As we celebrate the final two weeks of the liturgical year, our Scriptures turn to the end times.  However the words and imagery of the prophet Daniel and Jesus himself may not have the same punch for us as they had for the first hearers.


Many of us have lost that sense of immanence that the early Christians had concerning Christ’s return.  If we even think about a final reckoning we tend to think it is a long way off.  Although with what is going on in our country and world today the thought may have crossed our mind.  What we are doing to our planet with exploitation of resources, destruction of the environment, global warming not to mention the growing tensions between nations and the threat of nuclear war gives me great concern.  But the truth is, despite our ever-improving health care and increased longevity, we all remain mortal and have only so much time on this earth.

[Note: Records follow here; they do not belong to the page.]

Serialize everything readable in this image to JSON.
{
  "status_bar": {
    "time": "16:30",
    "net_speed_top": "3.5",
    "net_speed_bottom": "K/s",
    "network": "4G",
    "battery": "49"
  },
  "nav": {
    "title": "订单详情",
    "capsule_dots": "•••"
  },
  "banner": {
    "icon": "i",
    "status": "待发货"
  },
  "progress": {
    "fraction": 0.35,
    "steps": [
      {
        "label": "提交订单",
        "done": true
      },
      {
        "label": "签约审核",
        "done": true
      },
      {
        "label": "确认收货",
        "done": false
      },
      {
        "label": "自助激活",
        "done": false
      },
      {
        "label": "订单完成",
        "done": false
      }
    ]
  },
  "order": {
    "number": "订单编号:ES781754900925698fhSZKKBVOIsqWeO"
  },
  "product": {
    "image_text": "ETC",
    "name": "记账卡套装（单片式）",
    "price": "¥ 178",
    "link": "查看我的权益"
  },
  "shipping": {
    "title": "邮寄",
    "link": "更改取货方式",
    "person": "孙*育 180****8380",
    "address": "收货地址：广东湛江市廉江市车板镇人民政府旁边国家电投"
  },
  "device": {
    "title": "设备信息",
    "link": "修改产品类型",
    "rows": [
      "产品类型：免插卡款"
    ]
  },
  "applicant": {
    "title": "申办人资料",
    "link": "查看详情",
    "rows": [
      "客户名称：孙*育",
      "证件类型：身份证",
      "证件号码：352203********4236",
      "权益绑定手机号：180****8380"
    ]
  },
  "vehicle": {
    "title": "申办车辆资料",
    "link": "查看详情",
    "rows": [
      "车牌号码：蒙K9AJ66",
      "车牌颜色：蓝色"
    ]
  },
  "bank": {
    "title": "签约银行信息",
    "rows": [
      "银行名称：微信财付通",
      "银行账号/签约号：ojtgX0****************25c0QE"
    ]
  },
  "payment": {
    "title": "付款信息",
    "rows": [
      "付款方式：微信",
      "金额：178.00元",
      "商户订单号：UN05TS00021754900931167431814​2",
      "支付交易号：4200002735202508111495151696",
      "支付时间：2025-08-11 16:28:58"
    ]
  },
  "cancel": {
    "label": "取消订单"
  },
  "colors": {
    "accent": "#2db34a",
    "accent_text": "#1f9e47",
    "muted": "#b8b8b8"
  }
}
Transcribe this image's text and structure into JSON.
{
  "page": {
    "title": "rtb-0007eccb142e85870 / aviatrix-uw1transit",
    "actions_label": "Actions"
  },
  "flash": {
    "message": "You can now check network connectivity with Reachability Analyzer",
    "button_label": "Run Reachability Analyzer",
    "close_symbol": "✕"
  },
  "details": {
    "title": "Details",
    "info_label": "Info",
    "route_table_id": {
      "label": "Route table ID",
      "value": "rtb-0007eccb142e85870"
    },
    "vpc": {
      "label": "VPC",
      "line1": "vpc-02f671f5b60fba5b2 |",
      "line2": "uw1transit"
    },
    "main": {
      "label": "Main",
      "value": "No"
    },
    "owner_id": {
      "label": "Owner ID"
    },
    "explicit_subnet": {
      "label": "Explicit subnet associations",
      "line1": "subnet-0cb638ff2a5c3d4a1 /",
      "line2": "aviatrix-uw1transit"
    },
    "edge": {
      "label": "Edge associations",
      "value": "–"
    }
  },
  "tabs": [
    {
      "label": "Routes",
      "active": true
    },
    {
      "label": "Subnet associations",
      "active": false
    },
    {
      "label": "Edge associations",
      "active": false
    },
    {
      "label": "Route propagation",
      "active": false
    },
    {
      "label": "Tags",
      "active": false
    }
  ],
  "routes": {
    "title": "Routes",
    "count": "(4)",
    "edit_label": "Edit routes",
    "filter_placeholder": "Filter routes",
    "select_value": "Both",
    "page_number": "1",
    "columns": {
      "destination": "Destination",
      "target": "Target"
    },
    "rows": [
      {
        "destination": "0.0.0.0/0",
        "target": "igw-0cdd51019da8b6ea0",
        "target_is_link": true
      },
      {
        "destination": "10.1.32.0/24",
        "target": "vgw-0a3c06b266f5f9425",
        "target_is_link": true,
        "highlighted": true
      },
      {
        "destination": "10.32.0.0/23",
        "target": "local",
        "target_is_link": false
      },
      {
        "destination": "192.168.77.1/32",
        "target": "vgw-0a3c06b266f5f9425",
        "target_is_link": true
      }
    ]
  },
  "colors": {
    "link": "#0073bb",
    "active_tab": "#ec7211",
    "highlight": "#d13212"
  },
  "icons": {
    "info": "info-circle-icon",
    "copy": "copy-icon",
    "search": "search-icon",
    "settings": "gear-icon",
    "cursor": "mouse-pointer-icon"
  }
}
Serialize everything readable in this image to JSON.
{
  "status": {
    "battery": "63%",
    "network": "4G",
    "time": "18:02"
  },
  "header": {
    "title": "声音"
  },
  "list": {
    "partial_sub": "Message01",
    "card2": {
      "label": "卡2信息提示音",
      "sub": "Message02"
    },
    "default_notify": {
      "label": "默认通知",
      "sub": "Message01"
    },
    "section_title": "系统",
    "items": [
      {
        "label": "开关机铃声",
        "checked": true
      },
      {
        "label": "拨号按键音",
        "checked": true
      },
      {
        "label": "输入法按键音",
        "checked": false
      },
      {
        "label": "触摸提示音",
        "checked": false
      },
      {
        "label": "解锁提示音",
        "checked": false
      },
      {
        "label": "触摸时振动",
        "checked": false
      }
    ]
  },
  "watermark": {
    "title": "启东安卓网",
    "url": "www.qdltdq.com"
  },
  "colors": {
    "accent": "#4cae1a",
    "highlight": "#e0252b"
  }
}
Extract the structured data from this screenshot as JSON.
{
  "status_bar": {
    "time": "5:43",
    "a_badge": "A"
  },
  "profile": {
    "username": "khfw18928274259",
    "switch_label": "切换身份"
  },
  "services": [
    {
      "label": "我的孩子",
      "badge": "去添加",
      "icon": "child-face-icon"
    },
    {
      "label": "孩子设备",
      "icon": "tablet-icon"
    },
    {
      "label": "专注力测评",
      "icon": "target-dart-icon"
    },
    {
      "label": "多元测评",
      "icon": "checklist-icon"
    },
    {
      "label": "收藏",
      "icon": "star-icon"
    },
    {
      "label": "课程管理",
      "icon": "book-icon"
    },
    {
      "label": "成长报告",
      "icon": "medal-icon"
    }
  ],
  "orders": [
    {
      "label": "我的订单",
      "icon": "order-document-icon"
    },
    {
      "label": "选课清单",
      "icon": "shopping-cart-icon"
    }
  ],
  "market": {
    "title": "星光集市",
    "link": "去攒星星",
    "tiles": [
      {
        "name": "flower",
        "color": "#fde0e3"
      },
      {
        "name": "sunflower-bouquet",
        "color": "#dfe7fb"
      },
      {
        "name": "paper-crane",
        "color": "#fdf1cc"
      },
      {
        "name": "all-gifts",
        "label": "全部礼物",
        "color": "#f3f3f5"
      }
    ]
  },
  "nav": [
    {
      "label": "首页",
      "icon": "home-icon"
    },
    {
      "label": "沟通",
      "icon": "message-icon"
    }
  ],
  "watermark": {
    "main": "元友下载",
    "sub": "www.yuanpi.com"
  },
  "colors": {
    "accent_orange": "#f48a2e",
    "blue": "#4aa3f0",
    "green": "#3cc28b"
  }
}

The point is that our lives and what we do with them matter, and we don’t have forever.  Jesus warns us to watch for the signs so that we won’t be caught up short. 


Back in 1994 there was the Rwandan genocide in which the controlling Hutu tribe massacred the Tutsi tribe killing almost one million people in just 100 days.  Immaculee’ Ilibagaza survived that massacre by hiding in a small bathroom for 90 days with seven other women, unable to speak or make any noise.  She said that she prayed the Rosary over and over again but she struggled with the part “Forgive those who trespass against us.” 


In her book, “Left to Tell” she recounts her ordeal and how God led her to work to bring forgiveness to her country and to reconcile Hutus and Tutsis in her own country.  Some of you will remember Immaculee’ Illibigaza as she was one of the speakers at the National Black Catholic Congress in Indianapolis a number of years ago.  Immaculee’ Illibagaza is an example of a person who was not going to sit back and wait but a person called to a mission to prepare the world for the coming of Christ.


How do I prepare for the coming of Christ each day?  Do I forgive myself and those around me as if today will be my last day?


What “signs of the time” challenge me to see the coming of a new age in Christ?  How do these lead me to work for and do justice to others, to our world?


Where is the strong urgency for forgiveness in and of the Church today?


How do we challenge one another in order to make us stronger through forgiveness?


Today’s Gospel calls us to move beyond our fear so we can do justice and forgive.

How is this time for all the world, all the nations, “unsurpassed in distress” as we heard in our first reading?  What challenges stand before us?


Who are the “wise” in our world today “who shine brightly” who are showing the way to justice and truth.


The bottom line of our readings today as we approach the end of our Liturgical Year is that our lives and what we do with them matter, and we don’t have forever.  We all can make a difference and help to make our world a little more like God intended it to be and thus prepare ourselves for when we shall be called home to the Lord.


Fr. Carroll Mizicko, OFM

Contents © 2022 Saint Augustine Catholic Church • Church Website Builder by mychurchwebsite.netPrivacy Policy